  3. Roofer trying to get a wind claim, tried to lift and tore the shingle. Went, oh crap. put it back on with some caulk.

I have to edit this. Looks like the shingle was bent, down during install. If this was a failure after install, I don’t think the dragons tooth would be torn. The bottom laminate would slide under it. Pull it off and look at it. Either way. Not damaged by storm, so no claim.

wnks for the reply, there are areas all over the roof like the photo shows and they go through several courses. Can’t imagine someone having that much talent to put on damaged shingles to where the the cracks line up perfectly through several courses at a time. Just looked like some kind of impact damage that would have had to happen in cold weather in order to break the shingles. The thermal damage theory might be something to think about but it only happened on this home? Doesn’t make sense. Don’t know

I am in Southern Wyoming. I have seen this strange cracking on several roofs…. We get extremely cold weather here, like -10, -20. High 80s in summer. 70+ mph winds on a regular basis. The wind just rips the shingles right off here…if it was wind damage they would crack in the other direction. And we don’t really get hail here at all. I think the thermal cracking or maybe cold weather install is the answer.

MKM, did you inspect the underside of the deck in that area?

There is no damage to the deck,I doubt seriously that their is any leakage, it just irritates me that people 80 years old can’t get any help from their insurance Co. After paying outrageous premiums for years, it’s obviously some kind of damage due to a natural phenomenon, nobody could have put that roof on and lined up damaged shingles that perfectly

IT’S THERMAL CRACKING due to movement thru heat and cold. Not that uncommon in some parts of the country. An aggressive seal strip doesn’t allow the shingle to move, that’s why the crack at the joint of the proceeding course. The adjuster is CORRECT, it’s not storm damage!!!
End rant :disappointed:

Sorry, the adjuster is correct. No storm damage

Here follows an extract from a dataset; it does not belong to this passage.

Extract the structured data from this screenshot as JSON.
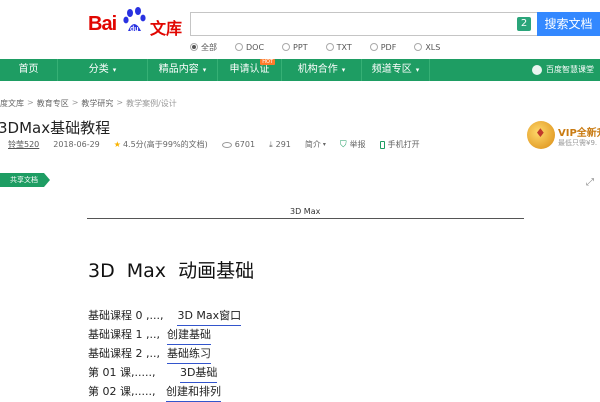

Looks like thermal cracking to me as well. I don’t see any potential for an insurance claim unless you happen to draw a very friendly adjuster. I’d never tell a homeowner to file for that.